Research Resources: National Archives (NARA) Releases 1950 U.S Census Online
Taken every 10 years since 1790, the United States census provides a snapshot of the nation’s population. Because of a 72-year restriction on access to the records, the most recent census year currently available is 1950.
On April 1, 2022, the 1950 Census was released, and users can access it for free through a dedicated website at 1950census.archives.gov. This population census is the 17th decennial census of the United States. The National Archives and Records Administration (NARA) has digitized and is providing free online access to the 1950 Census population schedules for U.S. states and territories, enumeration district maps, and enumeration district descriptions.
You can search the 1950 Census website by name and location. You can also search by Indian Reservation for form P8 Indian Reservation Schedules.

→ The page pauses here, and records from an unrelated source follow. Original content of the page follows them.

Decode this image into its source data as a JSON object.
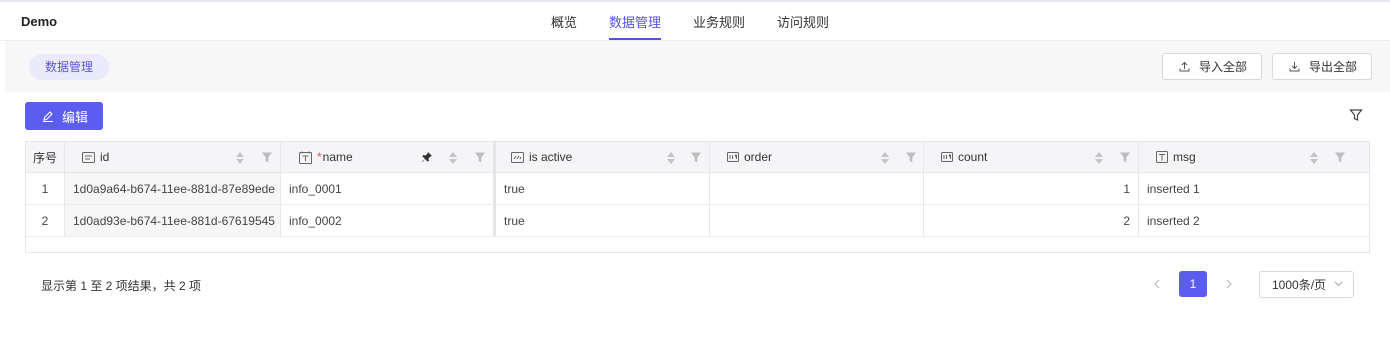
{
  "app": {
    "title": "Demo"
  },
  "nav": {
    "tabs": [
      {
        "label": "概览"
      },
      {
        "label": "数据管理"
      },
      {
        "label": "业务规则"
      },
      {
        "label": "访问规则"
      }
    ],
    "active_index": 1
  },
  "subbar": {
    "pill_label": "数据管理",
    "import_label": "导入全部",
    "export_label": "导出全部"
  },
  "toolbar": {
    "edit_label": "编辑"
  },
  "table": {
    "columns": {
      "index": "序号",
      "id": "id",
      "name_required": "*",
      "name": "name",
      "is_active": "is active",
      "order": "order",
      "count": "count",
      "msg": "msg"
    },
    "rows": [
      {
        "index": "1",
        "id": "1d0a9a64-b674-11ee-881d-87e89ede",
        "name": "info_0001",
        "is_active": "true",
        "order": "",
        "count": "1",
        "msg": "inserted 1"
      },
      {
        "index": "2",
        "id": "1d0ad93e-b674-11ee-881d-67619545",
        "name": "info_0002",
        "is_active": "true",
        "order": "",
        "count": "2",
        "msg": "inserted 2"
      }
    ]
  },
  "footer": {
    "summary": "显示第 1 至 2 项结果，共 2 项",
    "current_page": "1",
    "page_size": "1000条/页"
  },
  "colors": {
    "accent": "#5b5cf0",
    "pill_bg": "#ebeafb",
    "header_bg": "#f5f5f7"
  }
}
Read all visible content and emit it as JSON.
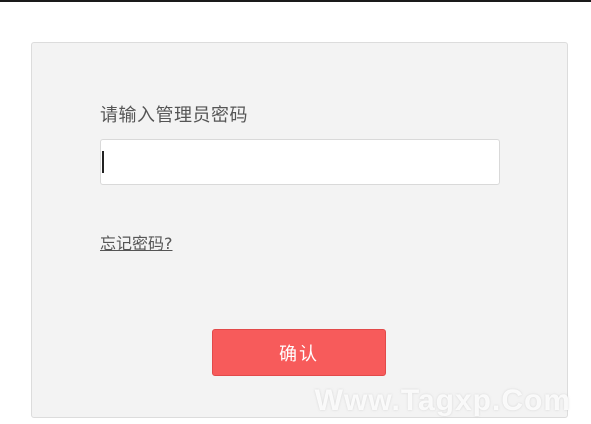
{
  "login": {
    "prompt": "请输入管理员密码",
    "password_value": "",
    "forgot_link": "忘记密码?",
    "confirm_label": "确认"
  },
  "watermark": "Www.Tagxp.Com",
  "colors": {
    "panel_bg": "#f3f3f3",
    "button_bg": "#f75b5b",
    "text": "#555555"
  }
}
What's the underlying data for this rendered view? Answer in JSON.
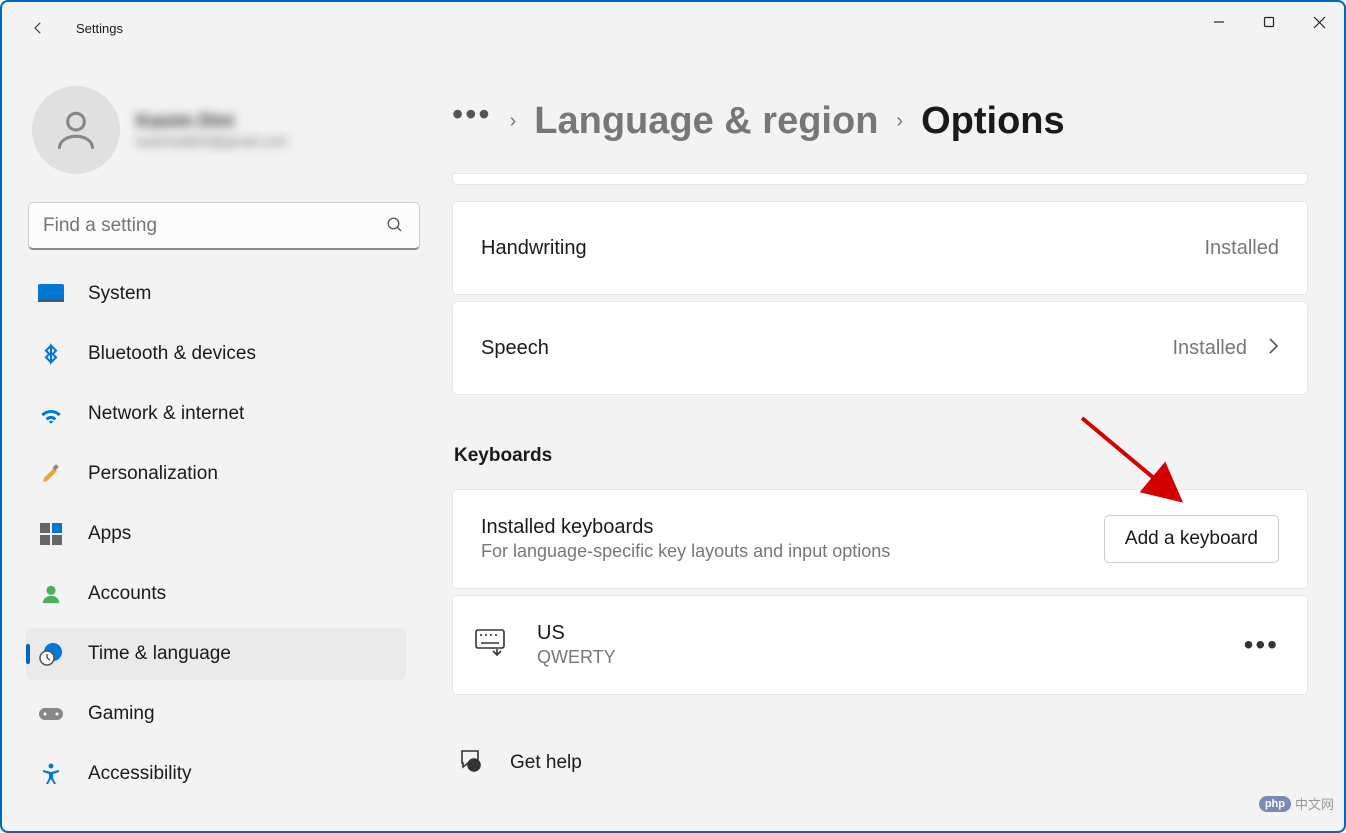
{
  "titlebar": {
    "app_title": "Settings"
  },
  "profile": {
    "name": "Kasim Dini",
    "email": "kasimaddini@gmail.com"
  },
  "search": {
    "placeholder": "Find a setting"
  },
  "nav": [
    {
      "id": "system",
      "label": "System",
      "active": false
    },
    {
      "id": "bluetooth",
      "label": "Bluetooth & devices",
      "active": false
    },
    {
      "id": "network",
      "label": "Network & internet",
      "active": false
    },
    {
      "id": "personalization",
      "label": "Personalization",
      "active": false
    },
    {
      "id": "apps",
      "label": "Apps",
      "active": false
    },
    {
      "id": "accounts",
      "label": "Accounts",
      "active": false
    },
    {
      "id": "time-language",
      "label": "Time & language",
      "active": true
    },
    {
      "id": "gaming",
      "label": "Gaming",
      "active": false
    },
    {
      "id": "accessibility",
      "label": "Accessibility",
      "active": false
    }
  ],
  "breadcrumb": {
    "segments": [
      "Language & region",
      "Options"
    ]
  },
  "features": [
    {
      "title": "Handwriting",
      "status": "Installed",
      "expandable": false
    },
    {
      "title": "Speech",
      "status": "Installed",
      "expandable": true
    }
  ],
  "keyboards_section": {
    "header": "Keyboards",
    "installed_title": "Installed keyboards",
    "installed_sub": "For language-specific key layouts and input options",
    "add_button": "Add a keyboard",
    "items": [
      {
        "name": "US",
        "layout": "QWERTY"
      }
    ]
  },
  "help": {
    "label": "Get help"
  },
  "watermark": {
    "badge": "php",
    "text": "中文网"
  }
}
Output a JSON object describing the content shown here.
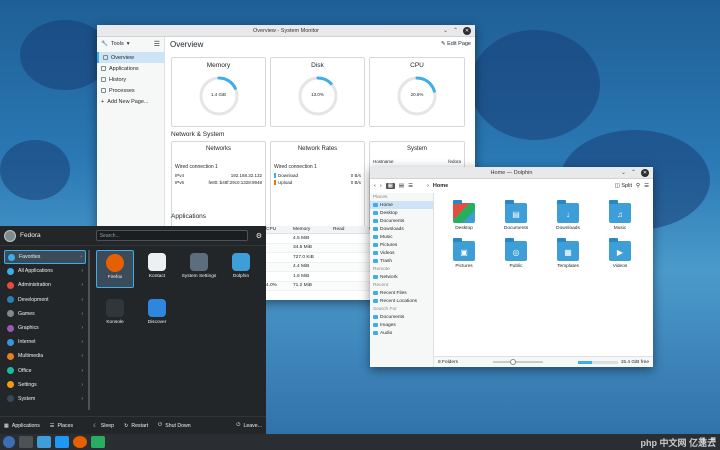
{
  "system_monitor": {
    "title": "Overview - System Monitor",
    "tools_label": "Tools",
    "nav": [
      "Overview",
      "Applications",
      "History",
      "Processes",
      "Add New Page..."
    ],
    "header": "Overview",
    "edit_page": "Edit Page",
    "cards": [
      {
        "title": "Memory",
        "value": "1.4 GiB",
        "fraction": 0.18
      },
      {
        "title": "Disk",
        "value": "13.0%",
        "fraction": 0.13
      },
      {
        "title": "CPU",
        "value": "20.6%",
        "fraction": 0.206
      }
    ],
    "network_system_heading": "Network & System",
    "networks": {
      "title": "Networks",
      "conn": "Wired connection 1",
      "ipv4_label": "IPv4",
      "ipv4": "192.168.32.132",
      "ipv6_label": "IPv6",
      "ipv6": "fe80::b48f:29c0:1328:9948"
    },
    "rates": {
      "title": "Network Rates",
      "conn": "Wired connection 1",
      "download_label": "Download",
      "download": "0 B/s",
      "upload_label": "Upload",
      "upload": "0 B/s"
    },
    "system": {
      "title": "System",
      "hostname_label": "Hostname",
      "hostname": "fedora"
    },
    "applications_heading": "Applications",
    "app_table": {
      "headers": [
        "CPU",
        "Memory",
        "Read",
        "Wri"
      ],
      "rows": [
        [
          "",
          "4.5 MiB",
          "",
          ""
        ],
        [
          "",
          "34.5 MiB",
          "",
          ""
        ],
        [
          "",
          "727.0 KiB",
          "",
          ""
        ],
        [
          "",
          "4.4 MiB",
          "",
          ""
        ],
        [
          "",
          "1.6 MiB",
          "",
          ""
        ],
        [
          "4.0%",
          "71.2 MiB",
          "",
          ""
        ]
      ]
    }
  },
  "dolphin": {
    "title": "Home — Dolphin",
    "breadcrumb": "Home",
    "split_label": "Split",
    "places_group": "Places",
    "places": [
      "Home",
      "Desktop",
      "Documents",
      "Downloads",
      "Music",
      "Pictures",
      "Videos",
      "Trash"
    ],
    "remote_group": "Remote",
    "remote": [
      "Network"
    ],
    "recent_group": "Recent",
    "recent": [
      "Recent Files",
      "Recent Locations"
    ],
    "search_group": "Search For",
    "search": [
      "Documents",
      "Images",
      "Audio"
    ],
    "folders": [
      "Desktop",
      "Documents",
      "Downloads",
      "Music",
      "Pictures",
      "Public",
      "Templates",
      "Videos"
    ],
    "status_left": "8 Folders",
    "status_right": "15.4 GiB free",
    "zoom_fraction": 0.4,
    "free_fraction": 0.35
  },
  "launcher": {
    "username": "Fedora",
    "search_placeholder": "Search...",
    "categories": [
      {
        "label": "Favorites",
        "color": "#3daee9"
      },
      {
        "label": "All Applications",
        "color": "#3daee9"
      },
      {
        "label": "Administration",
        "color": "#e74c3c"
      },
      {
        "label": "Development",
        "color": "#2980b9"
      },
      {
        "label": "Games",
        "color": "#7f8c8d"
      },
      {
        "label": "Graphics",
        "color": "#9b59b6"
      },
      {
        "label": "Internet",
        "color": "#3498db"
      },
      {
        "label": "Multimedia",
        "color": "#e67e22"
      },
      {
        "label": "Office",
        "color": "#1abc9c"
      },
      {
        "label": "Settings",
        "color": "#f39c12"
      },
      {
        "label": "System",
        "color": "#34495e"
      }
    ],
    "apps": [
      {
        "label": "Firefox",
        "color": "#e66000"
      },
      {
        "label": "Kontact",
        "color": "#ecf0f1"
      },
      {
        "label": "System Settings",
        "color": "#5d6d7e"
      },
      {
        "label": "Dolphin",
        "color": "#3d9ed8"
      },
      {
        "label": "Konsole",
        "color": "#31363b"
      },
      {
        "label": "Discover",
        "color": "#2e86de"
      }
    ],
    "bottom": {
      "applications": "Applications",
      "places": "Places",
      "sleep": "Sleep",
      "restart": "Restart",
      "shutdown": "Shut Down",
      "leave": "Leave..."
    }
  },
  "watermark": "php 中文网 亿速云"
}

To develop the initial name index, we are using Amazon Web Services’ artificial intelligence / optical character recognition (AI/OCR) Textract tool to extract the handwritten names from the digitized 1950 Census population schedules.
Because the initial name index is built on optical character recognition (OCR) technology, it is not 100-percent accurate. The National Archives is asking for your help in submitting name updates to the index using a transcription tool that is available on the 1950 Census website. You can help us improve the accuracy of the name index and make the records more accessible for everyone. More information will be forthcoming.
In addition, researchers can download the full 1950 Census dataset through the Amazon Web Services’ (AWS) Registry of Open Data.
Direct to 1950 U.S Census Online (Search)
Direct to Questions About the Census
Direct to Census FAQs
Direct to Additional Help/Resources
About Gary Price
Gary Price (firstname.lastname@example.org) is a librarian, writer, consultant, and frequent conference speaker based in the Washington D.C. metro area. He earned his MLIS degree from Wayne State University in Detroit. Price has won several awards including the SLA Innovations in Technology Award and Alumnus of the Year from the Wayne St. University Library and Information Science Program. From 2006-2009 he was Director of Online Information Services at Ask.com.